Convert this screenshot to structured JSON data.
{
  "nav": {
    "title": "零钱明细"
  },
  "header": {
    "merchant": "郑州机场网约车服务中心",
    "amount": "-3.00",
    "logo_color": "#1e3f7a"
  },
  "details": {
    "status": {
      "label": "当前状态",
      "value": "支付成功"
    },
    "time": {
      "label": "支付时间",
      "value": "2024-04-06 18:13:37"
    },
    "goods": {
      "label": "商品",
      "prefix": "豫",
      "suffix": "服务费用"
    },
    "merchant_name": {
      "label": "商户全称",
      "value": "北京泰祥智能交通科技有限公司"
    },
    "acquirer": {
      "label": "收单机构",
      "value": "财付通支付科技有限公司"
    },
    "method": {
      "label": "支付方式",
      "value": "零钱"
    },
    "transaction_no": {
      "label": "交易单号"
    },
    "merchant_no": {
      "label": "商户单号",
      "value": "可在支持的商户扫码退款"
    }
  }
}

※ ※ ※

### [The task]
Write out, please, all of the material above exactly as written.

### [Task result]
Convert this screenshot to structured JSON data.
{
  "nav": {
    "title": "零钱明细"
  },
  "header": {
    "merchant": "郑州机场网约车服务中心",
    "amount": "-3.00",
    "logo_color": "#1e3f7a"
  },
  "details": {
    "status": {
      "label": "当前状态",
      "value": "支付成功"
    },
    "time": {
      "label": "支付时间",
      "value": "2024-04-06 18:13:37"
    },
    "goods": {
      "label": "商品",
      "prefix": "豫",
      "suffix": "服务费用"
    },
    "merchant_name": {
      "label": "商户全称",
      "value": "北京泰祥智能交通科技有限公司"
    },
    "acquirer": {
      "label": "收单机构",
      "value": "财付通支付科技有限公司"
    },
    "method": {
      "label": "支付方式",
      "value": "零钱"
    },
    "transaction_no": {
      "label": "交易单号"
    },
    "merchant_no": {
      "label": "商户单号",
      "value": "可在支持的商户扫码退款"
    }
  }
}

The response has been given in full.